Saying wearing a mask is a strictly optional "personal choice," Oklahoma State Department of Health Commissioner Dr. Lance Frye on Friday told reporters at the department's first media briefing in over a month that he does not endorse the federal Centers for Disease Control and Prevention COVID-19 guidelines recommending universal indoor masking to help reduce the spread of the highly transmissible delta variant in areas of high transmission.
"For now, in Oklahoma, we still think that the best approach is to assess your own risk," Frye said, claiming that masking isn't necessarily needed in areas of low population density in Oklahoma.
"There are certain parts of our state where there's just, they don't have the population density, and if they are fully vaccinated and they feel that they are in a safe environment, then I wouldn't -- I'm not going to say that they should have to wear a mask," Frye said. "If they are at any time concerned about their environment or where they are or their own personal health, or any risk at all, we always encourage them to wear a mask."
"We've always recommended wearing masks. It is a personal decision. There haven't, I mean, we've been doing this for a year and a half, there haven't been any statewide mask mandates.
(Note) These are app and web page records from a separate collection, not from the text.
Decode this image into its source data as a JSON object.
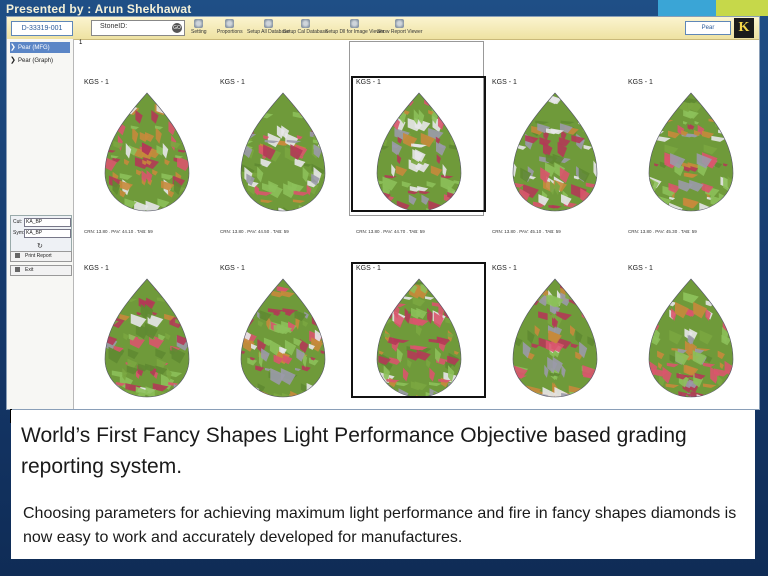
{
  "presenter": "Presented by : Arun Shekhawat",
  "toolbar": {
    "barcode": "D-33319-001",
    "stone_id_label": "StoneID:",
    "go_label": "GO",
    "buttons": [
      "Setting",
      "Proportions",
      "Setup All Database",
      "Setup Cal Database",
      "Setup Dll for Image Viewer",
      "Show Report Viewer"
    ],
    "shape_value": "Pear",
    "logo": "K"
  },
  "sidebar": {
    "items": [
      {
        "label": "Pear (MFG)",
        "active": true
      },
      {
        "label": "Pear (Graph)",
        "active": false
      }
    ],
    "filters": [
      {
        "label": "Cut:",
        "value": "KA_BP"
      },
      {
        "label": "Sym:",
        "value": "KA_BP"
      }
    ],
    "print_label": "Print Report",
    "exit_label": "Exit"
  },
  "grid": {
    "top_marker": "1",
    "cells": [
      {
        "label": "KGS - 1",
        "meas": "CRN: 13.80 . PAV: 44.10 . TAB: 59",
        "selected": false
      },
      {
        "label": "KGS - 1",
        "meas": "CRN: 13.80 . PAV: 44.50 . TAB: 59",
        "selected": false
      },
      {
        "label": "KGS - 1",
        "meas": "CRN: 13.80 . PAV: 44.70 . TAB: 59",
        "selected": true
      },
      {
        "label": "KGS - 1",
        "meas": "CRN: 13.80 . PAV: 45.10 . TAB: 59",
        "selected": false
      },
      {
        "label": "KGS - 1",
        "meas": "CRN: 13.80 . PAV: 45.30 . TAB: 59",
        "selected": false
      },
      {
        "label": "KGS - 1",
        "meas": "CRN: 13.40 . PAV: 44.70 . TAB: 59",
        "selected": false
      },
      {
        "label": "KGS - 1",
        "meas": "CRN: 13.60 . PAV: 44.70 . TAB: 59",
        "selected": false
      },
      {
        "label": "KGS - 1",
        "meas": "CRN: 13.80 . PAV: 44.70 . TAB: 59",
        "selected": true
      },
      {
        "label": "KGS - 1",
        "meas": "CRN: 14.00 . PAV: 44.70 . TAB: 59",
        "selected": false
      },
      {
        "label": "KGS - 1",
        "meas": "CRN: 14.20 . PAV: 44.70 . TAB: 59",
        "selected": false
      }
    ]
  },
  "card": {
    "headline": "World’s First Fancy Shapes Light Performance Objective based grading reporting system.",
    "subtext": "Choosing parameters for achieving maximum light performance and fire in fancy shapes diamonds is now easy to work and accurately developed for manufactures."
  },
  "colors": {
    "background": "#1a4478",
    "sidebar_active": "#5b86c6",
    "toolbar": "#f4eab8",
    "presenter_text": "#f3f0d8",
    "accent_green": "#c6d84a",
    "accent_blue": "#3aa5d6"
  }
}
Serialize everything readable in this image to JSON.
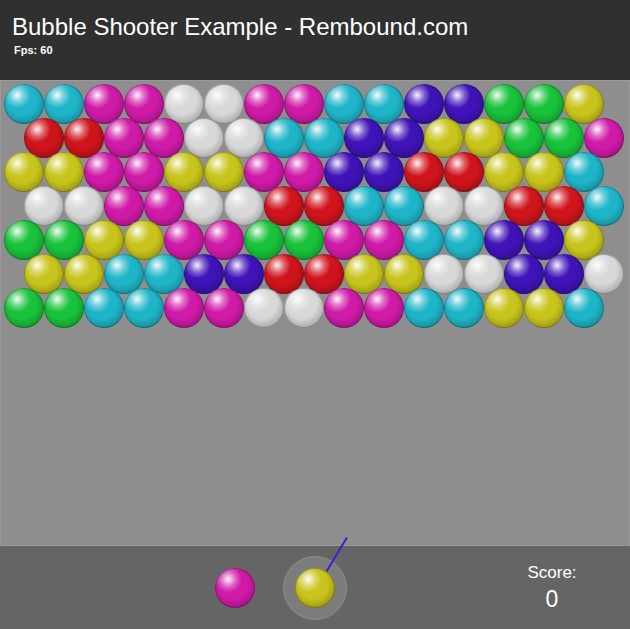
{
  "window": {
    "title": "Bubble Shooter Example - Rembound.com",
    "fps": "Fps: 60"
  },
  "grid": {
    "rows": [
      {
        "offset": false,
        "bubbles": [
          "#1fb5c9",
          "#1fb5c9",
          "#d01aa8",
          "#d01aa8",
          "#d8d8d8",
          "#d8d8d8",
          "#d01aa8",
          "#d01aa8",
          "#1fb5c9",
          "#1fb5c9",
          "#3f13b8",
          "#3f13b8",
          "#18c23a",
          "#18c23a",
          "#c8c41c"
        ]
      },
      {
        "offset": true,
        "bubbles": [
          "#d0141c",
          "#d0141c",
          "#d01aa8",
          "#d01aa8",
          "#d8d8d8",
          "#d8d8d8",
          "#1fb5c9",
          "#1fb5c9",
          "#3f13b8",
          "#3f13b8",
          "#c8c41c",
          "#c8c41c",
          "#18c23a",
          "#18c23a",
          "#d01aa8"
        ]
      },
      {
        "offset": false,
        "bubbles": [
          "#c8c41c",
          "#c8c41c",
          "#d01aa8",
          "#d01aa8",
          "#c8c41c",
          "#c8c41c",
          "#d01aa8",
          "#d01aa8",
          "#3f13b8",
          "#3f13b8",
          "#d0141c",
          "#d0141c",
          "#c8c41c",
          "#c8c41c",
          "#1fb5c9"
        ]
      },
      {
        "offset": true,
        "bubbles": [
          "#d8d8d8",
          "#d8d8d8",
          "#d01aa8",
          "#d01aa8",
          "#d8d8d8",
          "#d8d8d8",
          "#d0141c",
          "#d0141c",
          "#1fb5c9",
          "#1fb5c9",
          "#d8d8d8",
          "#d8d8d8",
          "#d0141c",
          "#d0141c",
          "#1fb5c9"
        ]
      },
      {
        "offset": false,
        "bubbles": [
          "#18c23a",
          "#18c23a",
          "#c8c41c",
          "#c8c41c",
          "#d01aa8",
          "#d01aa8",
          "#18c23a",
          "#18c23a",
          "#d01aa8",
          "#d01aa8",
          "#1fb5c9",
          "#1fb5c9",
          "#3f13b8",
          "#3f13b8",
          "#c8c41c"
        ]
      },
      {
        "offset": true,
        "bubbles": [
          "#c8c41c",
          "#c8c41c",
          "#1fb5c9",
          "#1fb5c9",
          "#3f13b8",
          "#3f13b8",
          "#d0141c",
          "#d0141c",
          "#c8c41c",
          "#c8c41c",
          "#d8d8d8",
          "#d8d8d8",
          "#3f13b8",
          "#3f13b8",
          "#d8d8d8"
        ]
      },
      {
        "offset": false,
        "bubbles": [
          "#18c23a",
          "#18c23a",
          "#1fb5c9",
          "#1fb5c9",
          "#d01aa8",
          "#d01aa8",
          "#d8d8d8",
          "#d8d8d8",
          "#d01aa8",
          "#d01aa8",
          "#1fb5c9",
          "#1fb5c9",
          "#c8c41c",
          "#c8c41c",
          "#1fb5c9"
        ]
      }
    ]
  },
  "player": {
    "next_color": "#d01aa8",
    "current_color": "#c8c41c",
    "aim_angle": 59
  },
  "score": {
    "label": "Score:",
    "value": "0"
  }
}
And we do recommend people take personal responsibility," Frye said.
The CDC updated their guidance in July to recommend wearing masks regardless of vaccination status in areas of high COVID transmission, citing data that found vaccinated individuals were spreading the delta variant during the current spike in infections and hospitalizations. As of Friday, all of Oklahoma with the exceptions of Harper and Ellis counties in the northwest part of the state were reporting high transmission.
Frye also said he would not comment on whether he endorsed CDC and American Academy of Pediatrics guidance recommending schools require universal masking in K-12 settings. Gov. Kevin Stitt has signed a law restricting school districts from exercising local control with regard to mask requirements and has stated he does not want to see students made to wear masks.
"We are not getting into the policy of whether schools, what they should be doing as far as their own policies," Frye said. "We recommend that, you know, people should be wearing masks to try to mitigate the spread."
"There's really no silver bullet," Frye said. "What we do know is that we are continuing to recommend mask wearing to anyone that's in a situation where they feel like it needs to be done. And we know that, for instance, our unvaccinated children from 5 to 12 are at risk, so we would recommend for them to be wearing masks."
Asked by a reporter whether relying on "personal responsibility" has demonstrably failed, given the state's bottom-ten status nationally for new COVID-19 infections, deaths, hospitalizations, and vaccinations, Frye said he believed in Oklahomans.
"Well, I don't know -- if you're not going to rely on people to do what they need to do, I think we're in trouble," Frye said.